‘In the dome is an astronomical clock, and a meridian line, fixed, by means of a wire, which is used to ascertain its error, for the purpose of rating the chronometers of vessels entering the port…’

The original clock was built by John Moore and Sons of Clerkenwell under the supervision of physicist Henry Kater who had made advances in the design of astronomical clocks. A brass  transit line marking the Ramsgate meridian was set in the first floor of the Clock House building until it was stolen in 1975.

Accurate time pieces were essential to navigation in the early 19th century and their calibration to the fundamental Greenwich Mean Time datum was equally important. Many harbours had prominent clocks that could be observed and used to calibrate on-board navigational clocks by ships that entered the ports.
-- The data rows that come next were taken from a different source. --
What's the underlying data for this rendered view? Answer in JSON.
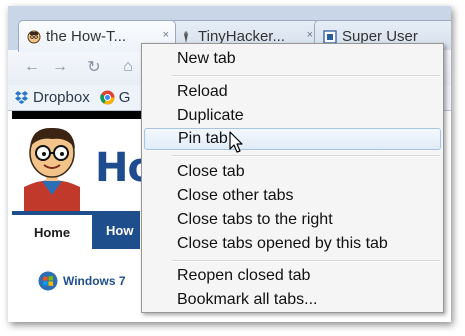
{
  "tabs": [
    {
      "title": "the How-T...",
      "favicon": "howtogeek-icon",
      "close": "×"
    },
    {
      "title": "TinyHacker...",
      "favicon": "tinyhacker-icon",
      "close": "×"
    },
    {
      "title": "Super User",
      "favicon": "superuser-icon"
    }
  ],
  "toolbar": {
    "back_icon": "←",
    "forward_icon": "→",
    "reload_icon": "↻",
    "home_icon": "⌂"
  },
  "bookmarks": [
    {
      "label": "Dropbox",
      "icon": "dropbox-icon"
    },
    {
      "label": "G",
      "icon": "chrome-icon"
    }
  ],
  "page": {
    "logo_text": "How",
    "nav": {
      "home": "Home",
      "next": "How"
    },
    "category": "Windows 7"
  },
  "context_menu": {
    "items": [
      {
        "label": "New tab"
      },
      {
        "label": "Reload"
      },
      {
        "label": "Duplicate"
      },
      {
        "label": "Pin tab",
        "highlighted": true
      },
      {
        "label": "Close tab"
      },
      {
        "label": "Close other tabs"
      },
      {
        "label": "Close tabs to the right"
      },
      {
        "label": "Close tabs opened by this tab"
      },
      {
        "label": "Reopen closed tab"
      },
      {
        "label": "Bookmark all tabs..."
      }
    ]
  },
  "colors": {
    "frame": "#c9d6e8",
    "site_blue": "#1f4e8c",
    "menu_bg": "#f5f5f5",
    "highlight_border": "#a9c3e3"
  }
}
In 1846 the clock in the tower was replaced with a new clock mechanism made by London clock maker Edward John Dent.  With four, 5ft diameter gas lit dials, operated by rods to keep the mechanism away from the gas lights, the mechanism was housed in the dome along with the meridian apparatus. At Dent’s suggestion, from the 1st of November 1848, the new clock at Ramsgate showed Greenwich Mean Time, bringing an end to Ramsgate’s idiosyncratic time zone.


Anon. 1837. A brief history of Dover and Ramsgate Harbours; with a description of the Coast, between Dungeness, and the Isle of Thanet, and remarks on the probable construction of a Harbour, between the South Foreland and Sandwich Haven. By a Naval Officer. London.
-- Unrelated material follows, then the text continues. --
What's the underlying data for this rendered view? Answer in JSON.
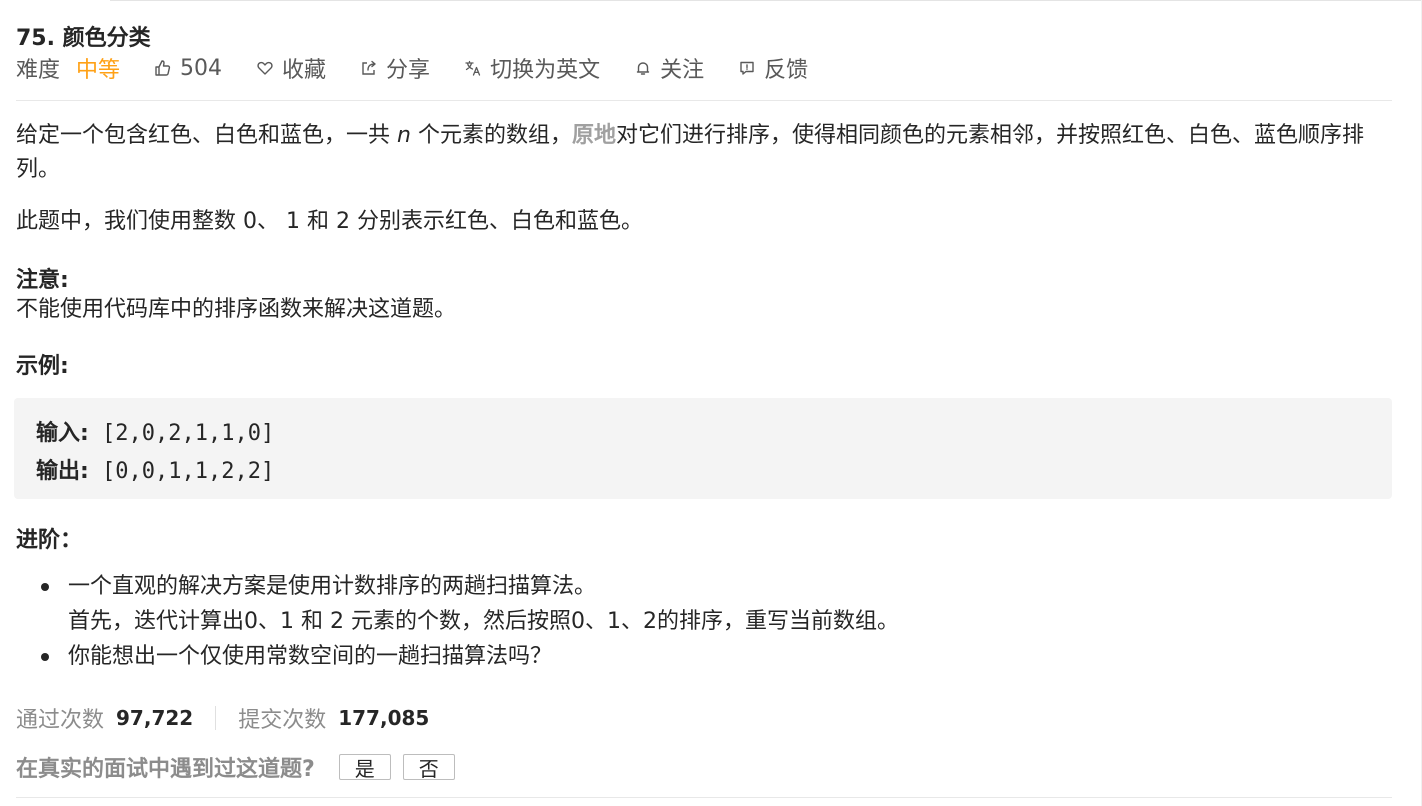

Matkin R.V. 1976. The Construction of Ramsgate Harbour. Transactions of the Newcomen Society, 48(1), pp. 53–72

Robinson J. M.  1973. Samuel Wyatt at Ramsgate. Architectural History Vol. 16, (1973), pp. 54-59+95-96

VM_365 Day 54 TICI makes a mark in history

Personal name scratched into the surface of a Central Gaulish Samian dish from Broadstairs
Personal name scratched into the surface of a Central Gaulish Samian dish from Broadstairs

Who were the people that lived in Thanet in ancient times?

We can never know anything about a large number of them, who have left neither written records or are represented by their remains. Occasionally some small remnant of their identity is asserted in some way through an archaeological find.

Our Image for VM_365 today shows one of those tiny echoes of a person who may have lived near Broadstairs in the Roman period in the 2nd century AD.

This fragment of a dish  in Central Gaulish samian fabric (Drag. 18/31 R), dating from the early to Mid 2nd century, is marked with scratched letters reading TICI, probably part of the owners name. The sherd was found in the remains of a Roman building on the cliffs above Viking Bay in Broadstairs. Samian vessels could be large and these fine tablewares were probably expensive to replace and  were often marked with names, scratched by hand into the glossy surface of the vessel.

Although we are lucky to have increasing numbers of written fragments dating from the Roman period in Britain, even sets of letters and accounts from one site, this small body of writing can only hint at the many ways that the skill of literacy might have been used in the Roman period.

In this case the writer used his skill to identify an object as his own and this act is preserved in a remarkable and rare survival into our own age.